Now in its 46th year, "The Laurel Review," a nationally regarded literary magazine published by the Department of English and Modern Languages at Northwest Missouri State, is in many ways the heart of the university's efforts to foster excellence in creative writing.
The magazine, whose spring edition recently came off the press, is produced by Northwest English faculty along with students serving either as interns or taking the department's publication skills course.
Issued twice a year, the journal has a circulation of about 1,000 readers and features fiction, poetry and essays from writers around the world.
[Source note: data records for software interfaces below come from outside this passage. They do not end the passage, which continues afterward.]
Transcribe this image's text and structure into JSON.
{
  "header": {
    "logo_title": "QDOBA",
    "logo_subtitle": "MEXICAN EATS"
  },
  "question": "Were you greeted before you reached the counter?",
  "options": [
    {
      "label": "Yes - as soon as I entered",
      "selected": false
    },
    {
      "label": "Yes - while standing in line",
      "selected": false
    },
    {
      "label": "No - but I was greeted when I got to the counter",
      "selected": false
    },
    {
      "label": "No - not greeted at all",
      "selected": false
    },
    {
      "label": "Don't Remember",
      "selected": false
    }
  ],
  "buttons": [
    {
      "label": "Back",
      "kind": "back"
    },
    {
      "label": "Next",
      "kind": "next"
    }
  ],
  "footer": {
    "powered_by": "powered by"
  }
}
Authors appearing in its pages have included Pulitzer Prize winner Rae Armantrout.
"One reason we have interns is that getting to read all of these submissions from these writers is really helpful if you’re trying to figure out your own voice," said Richard Sonnenmoser, assistant professor of English. "It helps you to figure out what people right now are writing, and what they’re sending to magazines. That leads to having a better sense of what the landscape is like for creative writing."
So as students work their way through scores of submissions, they also learn from a smorgasbord of styles and techniques as practiced by gifted creative writers, many of whom are faculty members at other universities.
"I always look for writing that is not just to entertain, but something I haven’t seen before, or a style of writing that I admire or might want to emulate," said Alyssa Striplin, who recently completed a bachelor's degree in English at Northwest.
"The more I'm here, the more it opens up opportunities for me with what I want to do for the rest of my life. It makes what I want to do and what I’m passionate about in life have meaning and have a place in this world job-wise."
Part of "The Laurel Review's" value is the opportunity it affords for unearthing undiscovered talent and revealing it in print. Another perk, from the faculty's perspective, is exposing students to the literary review process.
"There’s also the thrill of people receiving it and the students being a large part of it," said John Gallaher, associate professor of English at Northwest and a "Laurel Review" editor. "Editing a magazine can be personal, but when you open up the tent and bring a whole bunch of people in it becomes communal, and it becomes something larger for many people."